In 1994, LVMH acquired the perfume firm Guerlain. In 1996, Arnault bought out Loewe, followed by Marc Jacobs and Sephora in 1997. These brands were also integrated into the group: Thomas Pink in 1999, Emilio Pucci in 2000 and Fendi, DKNY and La Samaritaine in 2001.
In the 1990s, Arnault decided to develop a centre in New York to manage LVMH's presence in the United States. He chose Christian de Portzamparc to supervise this project. The result was the LVMH Tower that opened in December 1999.
From 2010 until 2013, Arnault was a member of the Board of Advisors of the Malaysian 1MDB fund.
From 1998 to 2001, Arnault invested in a variety of web companies such as Boo.com, Libertysurf, and Zebank through his holding Europatweb. Groupe Arnault also invested in Netflix in 1999.
In 2007, Blue Capital announced that Arnault owns jointly with the California property firm Colony Capital 10.69% of France's largest supermarket retailer and the world's second-largest food distributor Carrefour.
In 2008, he entered the yacht business and bought Princess Yachts for 253 million euros. He subsequently took control of Royal van Lent for an almost identical amount..
In 1998, with businessman Albert Frère he purchased Château Cheval Blanc in a personal capacity. LVMH acquired Arnault's share in 2009 to add to the group's other wine property Château d'Yquem.
Arnault's family pledged €200 million to help repair the Notre-Dame cathedral after a fire, said a statement issued on behalf of Arnault.
The LVMH Young Fashion Designer was created as an international competition open to students from fine-arts schools. Every year, the winner is awarded a grant to support the creation of the designer's own label and with a year of mentorship.
From 1999 to 2003, he owned Phillips de Pury & Company, an art auction house, and bought out the first French auctioneer, Tajan.
In 2006, Arnault started the building project of the Louis Vuitton Foundation. Dedicated to creation and contemporary art, the building was designed by the architect Frank Gehry.

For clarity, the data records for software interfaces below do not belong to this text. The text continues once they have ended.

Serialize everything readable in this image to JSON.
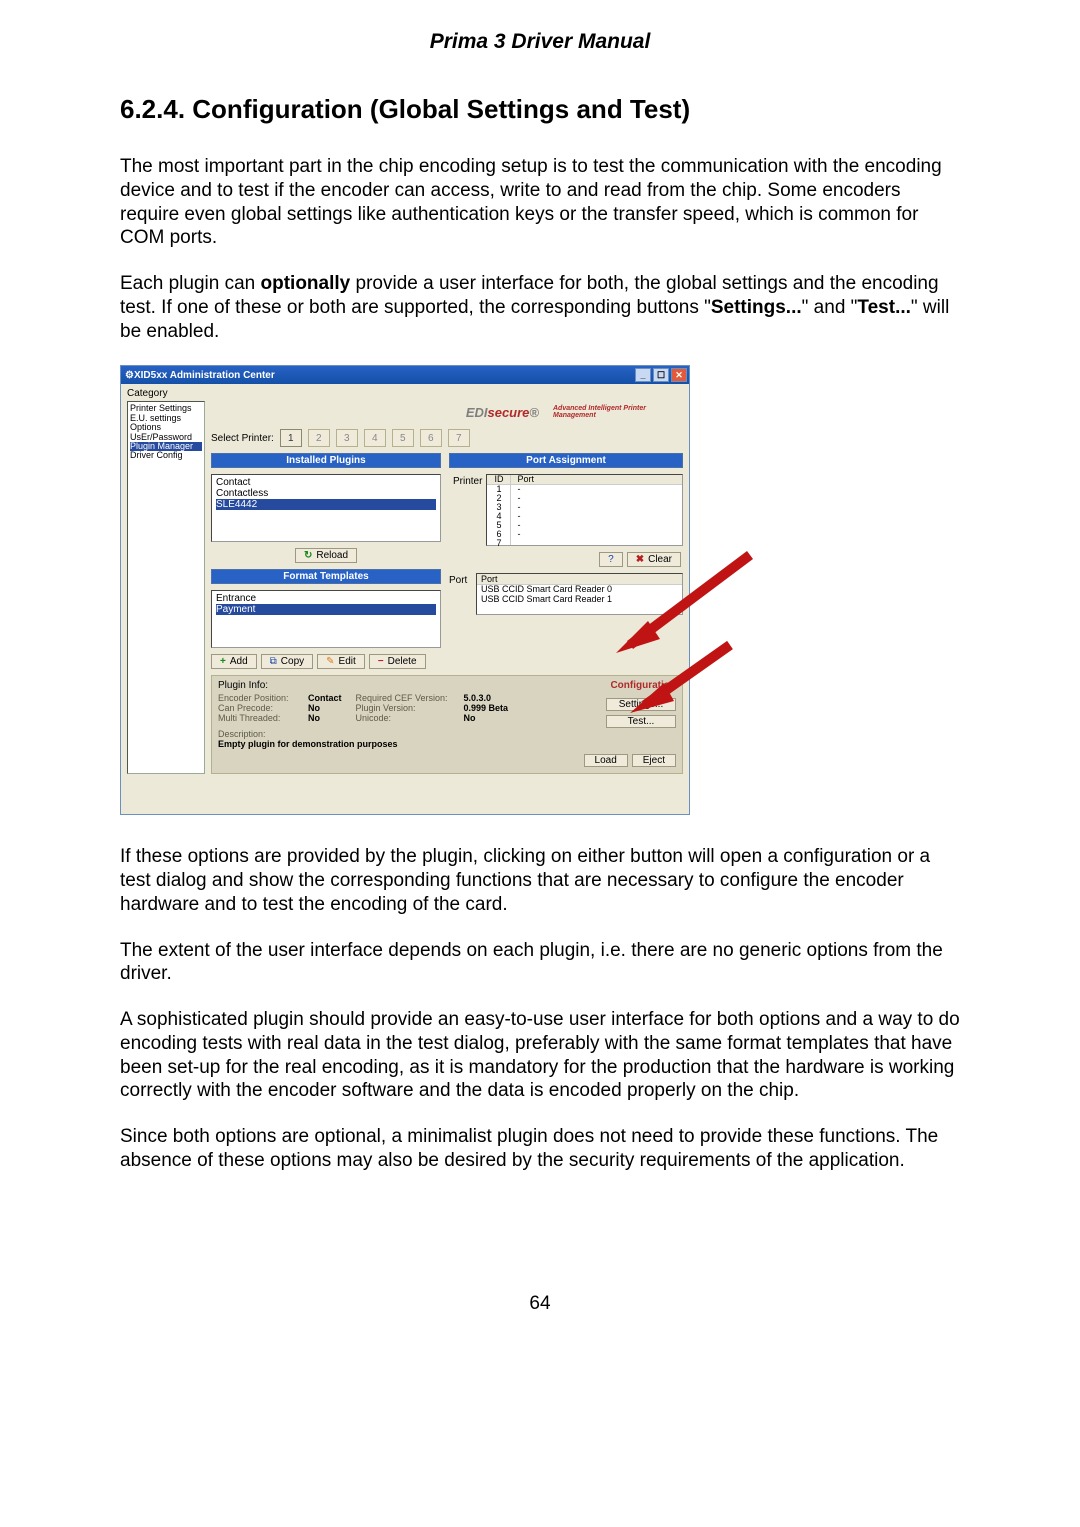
{
  "manual_title": "Prima 3 Driver Manual",
  "section_heading": "6.2.4. Configuration (Global Settings and Test)",
  "para1": "The most important part in the chip encoding setup is to test the communication with the encoding device and to test if the encoder can access, write to and read from the chip. Some encoders require even global settings like authentication keys or the transfer speed, which is common for COM ports.",
  "para2_pre": "Each plugin can ",
  "para2_bold1": "optionally",
  "para2_mid": " provide a user interface for both, the global settings and the encoding test. If one of these or both are supported, the corresponding buttons \"",
  "para2_bold2": "Settings...",
  "para2_mid2": "\" and \"",
  "para2_bold3": "Test...",
  "para2_end": "\" will be enabled.",
  "para3": "If these options are provided by the plugin, clicking on either button will open a configuration or a test dialog and show the corresponding functions that are necessary to configure the encoder hardware and to test the encoding of the card.",
  "para4": "The extent of the user interface depends on each plugin, i.e. there are no generic options from the driver.",
  "para5": "A sophisticated plugin should provide an easy-to-use user interface for both options and a way to do encoding tests with real data in the test dialog, preferably with the same format templates that have been set-up for the real encoding, as it is mandatory for the production that the hardware is working correctly with the encoder software and the data is encoded properly on the chip.",
  "para6": "Since both options are optional, a minimalist plugin does not need to provide these functions. The absence of these options may also be desired by the security requirements of the application.",
  "page_number": "64",
  "win": {
    "title": "XID5xx Administration Center",
    "category_label": "Category",
    "sidebar": {
      "items": [
        "Printer Settings",
        "E.U. settings",
        "Options",
        "UsEr/Password",
        "Plugin Manager",
        "Driver Config"
      ],
      "selected": "Plugin Manager"
    },
    "brand": {
      "prefix": "EDI",
      "suffix": "secure",
      "reg": "®",
      "tagline": "Advanced Intelligent Printer Management"
    },
    "printer_row": {
      "label": "Select Printer:",
      "tabs": [
        "1",
        "2",
        "3",
        "4",
        "5",
        "6",
        "7"
      ]
    },
    "installed_plugins": {
      "header": "Installed Plugins",
      "items": [
        "Contact",
        "Contactless",
        "SLE4442"
      ],
      "selected": "SLE4442",
      "reload": "Reload"
    },
    "port_assignment": {
      "header": "Port Assignment",
      "printer_label": "Printer",
      "id_header": "ID",
      "port_header": "Port",
      "ids": [
        "1",
        "2",
        "3",
        "4",
        "5",
        "6",
        "7"
      ],
      "ports": [
        "",
        "-",
        "-",
        "-",
        "-",
        "-",
        "-"
      ],
      "question_btn": "?",
      "clear_btn": "Clear",
      "port_label": "Port",
      "port_box_header": "Port",
      "port_rows": [
        "USB CCID Smart Card Reader 0",
        "USB CCID Smart Card Reader 1"
      ]
    },
    "format_templates": {
      "header": "Format Templates",
      "items": [
        "Entrance",
        "Payment"
      ],
      "selected": "Payment",
      "add": "Add",
      "copy": "Copy",
      "edit": "Edit",
      "delete": "Delete"
    },
    "plugin_info": {
      "title": "Plugin Info:",
      "config_label": "Configuration",
      "rows": [
        {
          "k": "Encoder Position:",
          "v": "Contact"
        },
        {
          "k": "Can Precode:",
          "v": "No"
        },
        {
          "k": "Multi Threaded:",
          "v": "No"
        }
      ],
      "rows_right": [
        {
          "k": "Required CEF Version:",
          "v": "5.0.3.0"
        },
        {
          "k": "Plugin Version:",
          "v": "0.999 Beta"
        },
        {
          "k": "Unicode:",
          "v": "No"
        }
      ],
      "desc_label": "Description:",
      "desc": "Empty plugin for demonstration purposes",
      "settings_btn": "Settings...",
      "test_btn": "Test...",
      "load_btn": "Load",
      "eject_btn": "Eject"
    }
  }
}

The Foundation's grand opening at the Jardin d'Acclimatation Paris was held on 20 October 2014.
- Commandeur of the Légion d'Honneur (10 February 2007)
- Grand Officer of the Légion d'Honneur (14 July 2011)
- The Woodrow Wilson Award for Global Corporate Citizenship (2011)
- Honorary Knight Commander of the Most Excellent Order of the British Empire (2012)
- The Museum of Modern Art's David Rockefeller Award (March 2014)
His children Delphine, Antoine, Alexandre and Frédéric all have official roles in brands controlled by Arnault along with his niece Stephanie Watine Arnault.
Arnault owned the 70 m (230 ft) converted research vessel Amadeus, which was sold in late 2015. His current 101.5 m (333 ft) yacht Symphony was built in the Netherlands by Feadship.
Request for Belgian nationality
In 2013, it was disclosed that Arnault planned to apply for Belgian citizenship and was considering moving to Belgium. In April 2013, Arnault said that he had been misquoted and that he never intended to leave France: "I repeatedly said that I would stay as a resident in France and that I would continue to pay my taxes.... Today, I decided to remove any ambiguity. I withdraw my request of Belgian nationality. Requesting Belgian nationality was to better protect the foundation that I created with the sole purpose of ensuring the continuity and integrity of the LVMH group if I were to disappear." On 10 April 2013, Arnault announced that he had decided to abandon his application for Belgian citizenship, saying he did not want the move to be misinterpreted as a measure of tax evasion at a time when France faced economic and social challenges. Arnault also stated that several employees requested to leave France for tax purposes, that he declined their requests, and that "the 75% tax would not raise a lot of revenue but should prove less divisive now that it was set to be levied on firms rather than people and only due to stay in place for two years."